I am not– and this is where I seem to differ with a lot of people online– going to be arguing with the Biden administration about the details of how they push back against Moscow on this. I had never heard of SWIFT before today and I think probably 90% of the people who are online arguing about whether we should kick Russia off of SWIFT had also never heard of it before today. I support the idea of “sanctions,” but that doesn’t mean that I have any real fucking clue what form they should take. I voted for this dude so that he could either make those decisions himself or hire people who were smart enough to tell him what decisions to make. I’m a motherfucking middle school math teacher in Indiana. This is about as “not my lane” as anything could possibly be. And I have not the slightest idea what the hell we or anyone should do if whatever sanctions package gets put into place doesn’t work, because I really, really, really, really don’t want to go to war with Russia.

The end.

#REVIEW: Vita Nostra, by Marina and Sergey Dyachenko

As of this precise moment, Marina and Sergey Dyachenko’s Vita Nostra represents the biggest triumph of this “Read Around the World” project I’m doing. The authors are Ukrainian, and there is simply no way I would have encountered this book were I not specifically looking for books from Eastern European authors. Honestly, I don’t have high standards for ordering these books right now– I pick a blank spot on the map, search for authors and look for something that looks vaguely up my alley thematically, and hit the order button.

If you look at the Amazon listing for this book, you’ll see the words “Harry Potter” a lot. I was considering beginning this piece with the suggestion that anyone who suggested that this book and the Harry Potter series had something in common ought to be slapped, and then I discovered a Goodreads review that called it “Harry Potter, but written by Kafka,” and … well, that’s not bad.

(Also, that top review on Amazon is batshit insane.)

The book is about a young person– college-aged, though, not an adolescent like Harry is at the start of the story– who goes to a school, and the school is not normal. That’s the entirety of the similarities to Harry Potter, and it ain’t much, and another person I might add to the literary ancestry of this book is H.P. Lovecraft– not because of monsters, or anything like that, but because the entire book is about the idea that there exists a secret and unknowable universe beyond what human beings are able to perceive, and that attempting to contact that universe will inevitably drive you completely insane.

And, well, the book follows a single student through three years of her university education at a school of something called “Special Technologies,” and — very, very minor spoiler here– at the end she takes something called a “placement exam,” and the book fucking ends right there, because the authors have been very clear throughout that the knowledge Sasha and her classmates are accessing is alien and terrible, and she enters that realm fully at the end of the book, at which point they really can’t represent what’s happening to her in words anymore, so I guess the book is over.

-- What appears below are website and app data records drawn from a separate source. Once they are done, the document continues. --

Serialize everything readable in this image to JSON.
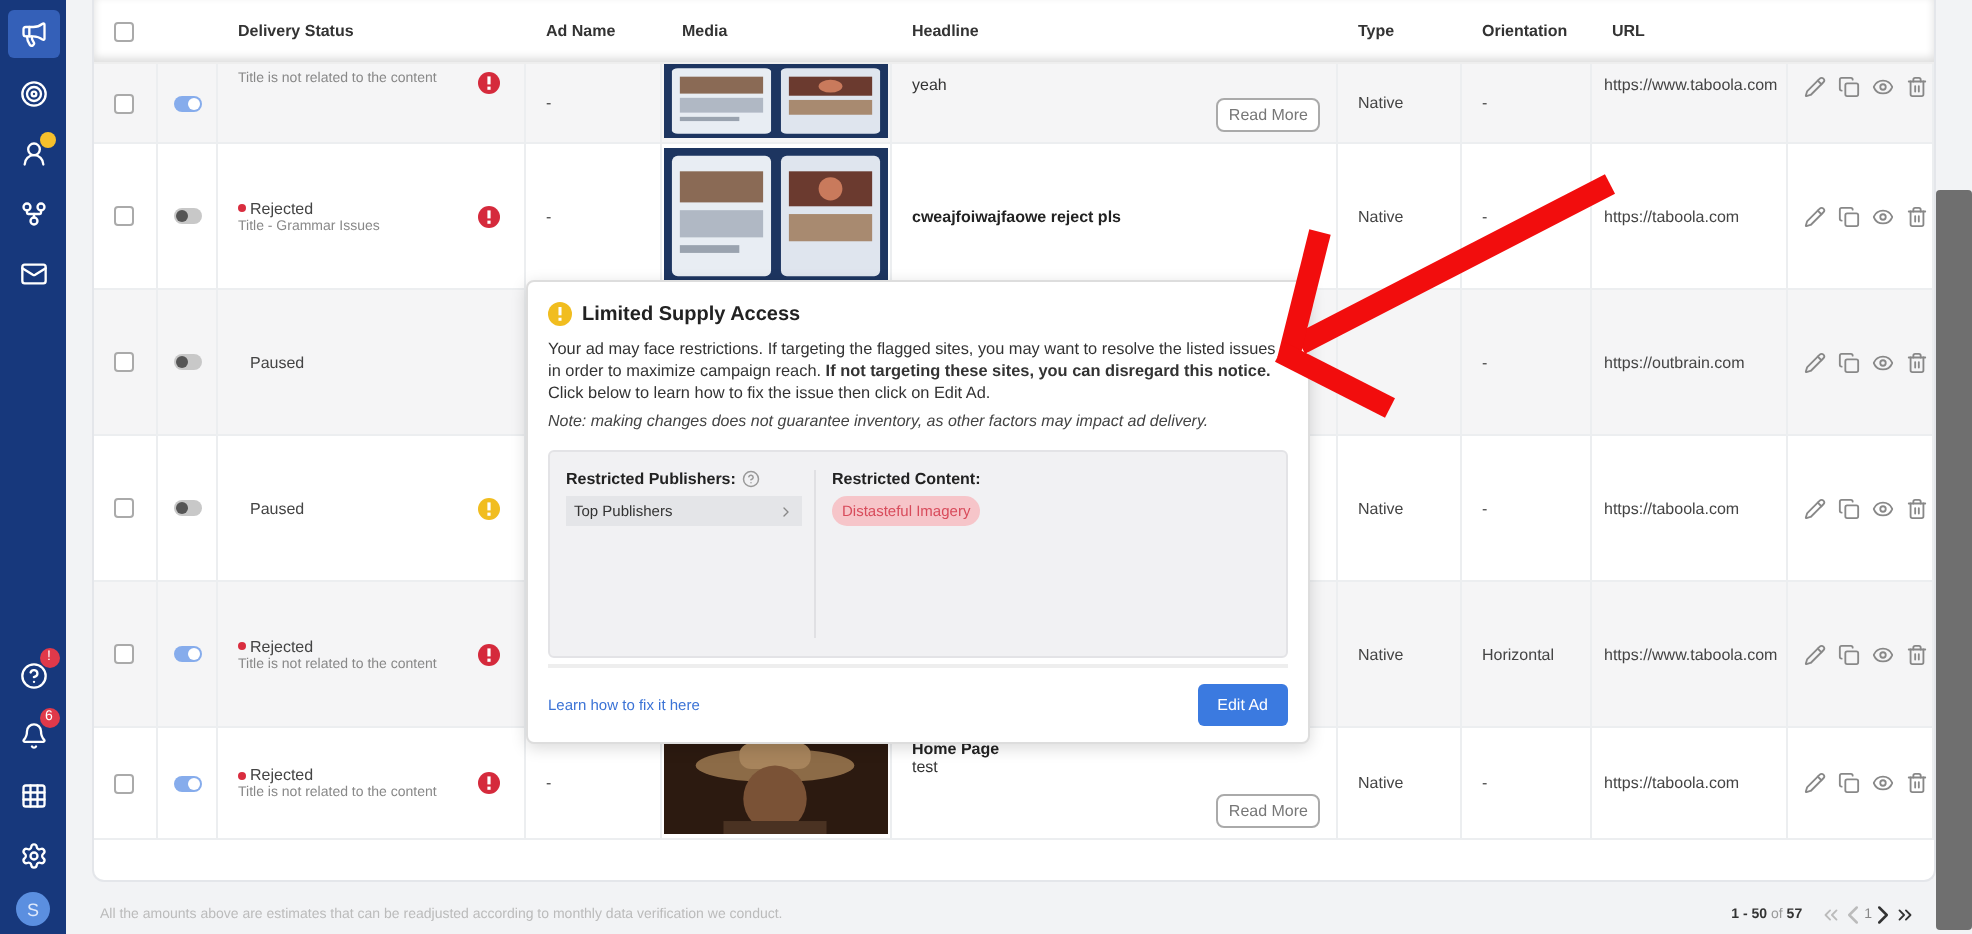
{
  "sidebar": {
    "items": [
      {
        "kind": "megaphone",
        "selected": true
      },
      {
        "kind": "target",
        "selected": false
      },
      {
        "kind": "user",
        "selected": false,
        "dot": true
      },
      {
        "kind": "flow",
        "selected": false
      },
      {
        "kind": "mail",
        "selected": false
      }
    ],
    "bottom": [
      {
        "kind": "help",
        "badge": "!"
      },
      {
        "kind": "bell",
        "badge": "6"
      },
      {
        "kind": "grid"
      },
      {
        "kind": "gear"
      }
    ],
    "avatar": "S"
  },
  "table": {
    "select_all": {
      "checked": false
    },
    "columns": [
      "Delivery Status",
      "Ad Name",
      "Media",
      "Headline",
      "Type",
      "Orientation",
      "URL"
    ],
    "rows": [
      {
        "checked": false,
        "on": true,
        "reason": "Title is not related to the content",
        "alert": {
          "kind": "error"
        },
        "ad_name": "-",
        "media": {
          "kind": "phones"
        },
        "headline": "yeah",
        "read_more": "Read More",
        "type": "Native",
        "orientation": "-",
        "url": "https://www.taboola.com"
      },
      {
        "checked": false,
        "on": false,
        "status": "Rejected",
        "reason": "Title - Grammar Issues",
        "alert": {
          "kind": "error"
        },
        "ad_name": "-",
        "media": {
          "kind": "phones"
        },
        "headline": "cweajfoiwajfaowe reject pls",
        "type": "Native",
        "orientation": "-",
        "url": "https://taboola.com"
      },
      {
        "checked": false,
        "on": false,
        "status": "Paused",
        "orientation": "-",
        "url": "https://outbrain.com"
      },
      {
        "checked": false,
        "on": false,
        "status": "Paused",
        "alert": {
          "kind": "warning"
        },
        "type": "Native",
        "orientation": "-",
        "url": "https://taboola.com"
      },
      {
        "checked": false,
        "on": true,
        "status": "Rejected",
        "reason": "Title is not related to the content",
        "alert": {
          "kind": "error"
        },
        "type": "Native",
        "orientation": "Horizontal",
        "url": "https://www.taboola.com"
      },
      {
        "checked": false,
        "on": true,
        "status": "Rejected",
        "reason": "Title is not related to the content",
        "alert": {
          "kind": "error"
        },
        "ad_name": "-",
        "headline": "Home Page",
        "description": "test",
        "read_more": "Read More",
        "type": "Native",
        "orientation": "-",
        "url": "https://taboola.com"
      }
    ]
  },
  "popover": {
    "title": "Limited Supply Access",
    "body": "Your ad may face restrictions. If targeting the flagged sites, you may want to resolve the listed issues in order to maximize campaign reach. **If not targeting these sites, you can disregard this notice.** Click below to learn how to fix the issue then click on Edit Ad.",
    "note": "Note: making changes does not guarantee inventory, as other factors may impact ad delivery.",
    "publishers_label": "Restricted Publishers:",
    "publishers": [
      "Top Publishers"
    ],
    "content_label": "Restricted Content:",
    "tags": [
      "Distasteful Imagery"
    ],
    "link": "Learn how to fix it here",
    "button": "Edit Ad"
  },
  "footer": {
    "note": "All the amounts above are estimates that can be readjusted according to monthly data verification we conduct.",
    "range": "1 - 50",
    "of": "of",
    "total": "57",
    "page": "1",
    "nav": [
      {
        "kind": "first",
        "disabled": true
      },
      {
        "kind": "prev",
        "disabled": true
      },
      {
        "kind": "next",
        "disabled": false
      },
      {
        "kind": "last",
        "disabled": false
      }
    ]
  }
}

Like, you’d think telling you the ending would count as a major spoiler, but it really doesn’t, because much like Sasha herself you just have no idea what the hell is coming here, and knowing where you’re going to end up just doesn’t matter all that much.

It’s fucking amazing.

It’s also super, super Russian; like, you could strip all of the names and places out of the book and replace them with something more generic and I absolutely promise you that I could tell you this book was from the Eastern bloc. I need to see how much other translated work these folks have (preferably translated by the same person; Julia Meitov Hersey did a great job) and pick up another couple of titles. This is 100% not a book for everybody; I can’t imagine the notion of (sigh) Harry Potter filtered through Kafka and Lovecraft and then translated from Ukrainian (I’m not actually sure if it was written in Ukrainian or Russian, for the record) is going to appeal to everyone, but if that raises an eyebrow, and if the notion of a book that is really and genuinely about a college student studying impossible subjects that make her go crazy appeals to you, well, I strongly recommend you give it a look.

Also, we should be friends. Seriously.